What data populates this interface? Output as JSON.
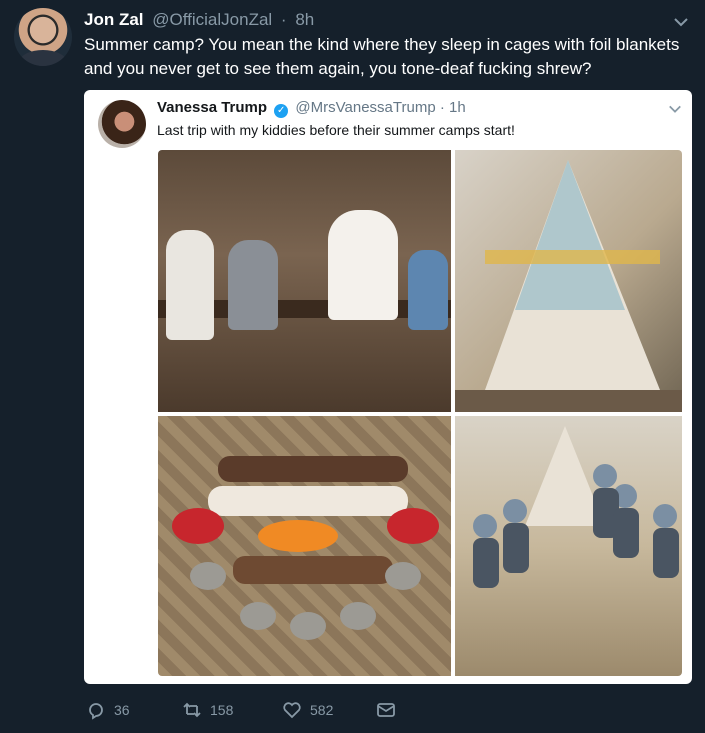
{
  "tweet": {
    "author_name": "Jon Zal",
    "author_handle": "@OfficialJonZal",
    "separator": "·",
    "time": "8h",
    "text": "Summer camp? You mean the kind where they sleep in cages with foil blankets and you never get to see them again, you tone-deaf fucking shrew?"
  },
  "quoted": {
    "author_name": "Vanessa Trump",
    "author_handle": "@MrsVanessaTrump",
    "separator": "·",
    "time": "1h",
    "text": "Last trip with my kiddies before their summer camps start!",
    "verified_icon": "check"
  },
  "actions": {
    "reply_count": "36",
    "retweet_count": "158",
    "like_count": "582"
  },
  "colors": {
    "background": "#15202b",
    "muted": "#8899a6",
    "verified": "#1da1f2"
  }
}
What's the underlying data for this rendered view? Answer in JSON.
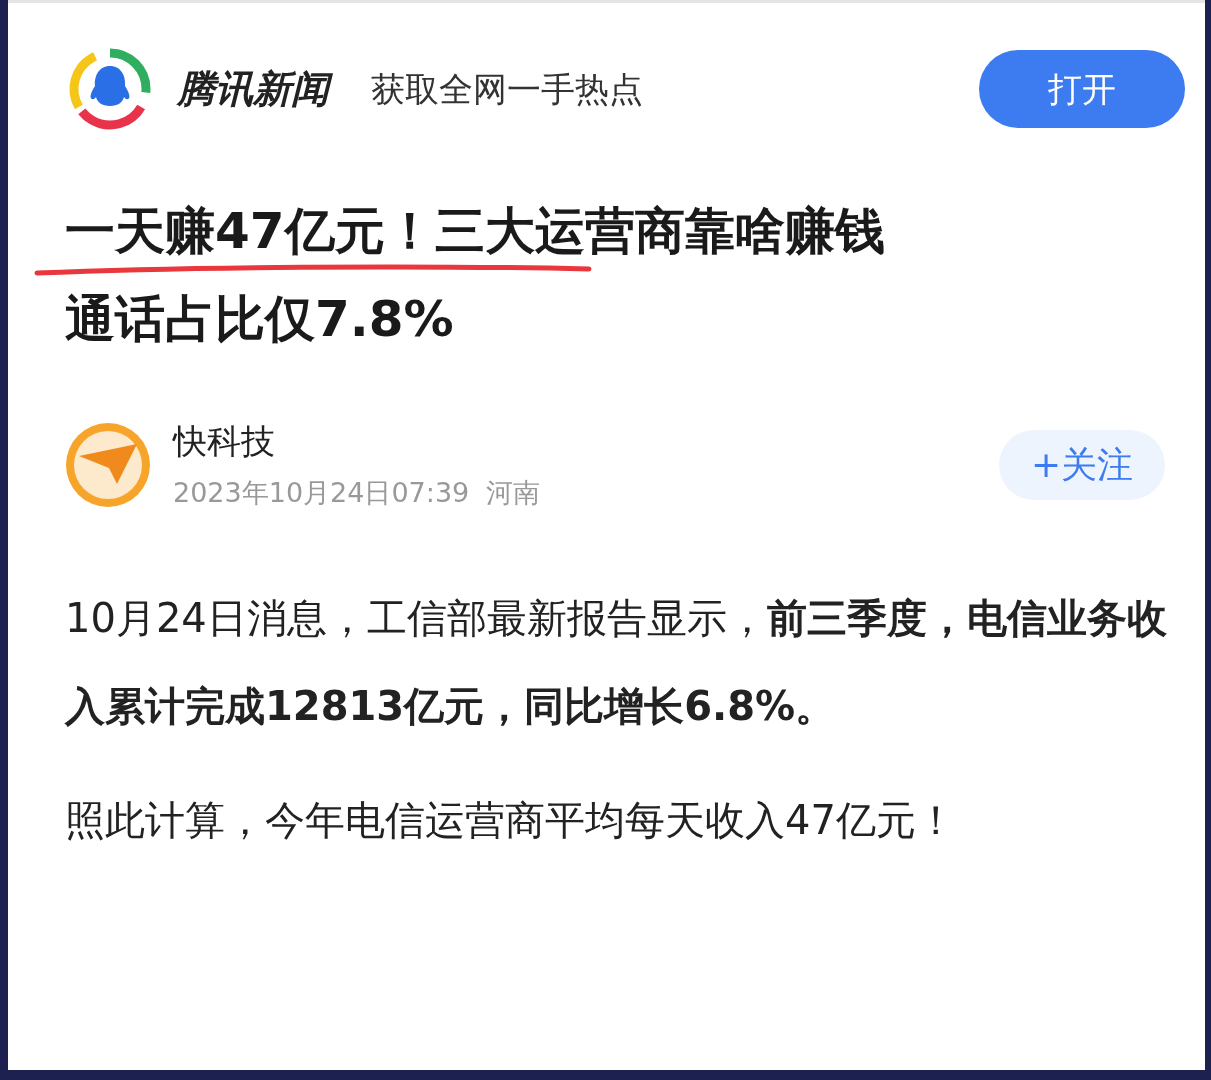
{
  "header": {
    "brand": "腾讯新闻",
    "slogan": "获取全网一手热点",
    "open_button": "打开"
  },
  "article": {
    "title_lines": [
      "一天赚47亿元！三大运营商靠啥赚钱",
      "通话占比仅7.8%"
    ],
    "author": {
      "name": "快科技",
      "meta": "2023年10月24日07:39  河南",
      "follow_button": "+关注"
    },
    "paragraphs": [
      "10月24日消息，工信部最新报告显示，**前三季度，电信业务收入累计完成12813亿元，同比增长6.8%。**",
      "照此计算，今年电信运营商平均每天收入47亿元！"
    ]
  }
}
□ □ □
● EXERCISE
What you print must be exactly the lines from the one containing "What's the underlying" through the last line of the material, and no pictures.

● RESPONSE TO THIS EXERCISE
What's the underlying data for this rendered view? Answer in JSON.
{
  "header": {
    "brand": "腾讯新闻",
    "slogan": "获取全网一手热点",
    "open_button": "打开"
  },
  "article": {
    "title_lines": [
      "一天赚47亿元！三大运营商靠啥赚钱",
      "通话占比仅7.8%"
    ],
    "author": {
      "name": "快科技",
      "meta": "2023年10月24日07:39  河南",
      "follow_button": "+关注"
    },
    "paragraphs": [
      "10月24日消息，工信部最新报告显示，**前三季度，电信业务收入累计完成12813亿元，同比增长6.8%。**",
      "照此计算，今年电信运营商平均每天收入47亿元！"
    ]
  }
}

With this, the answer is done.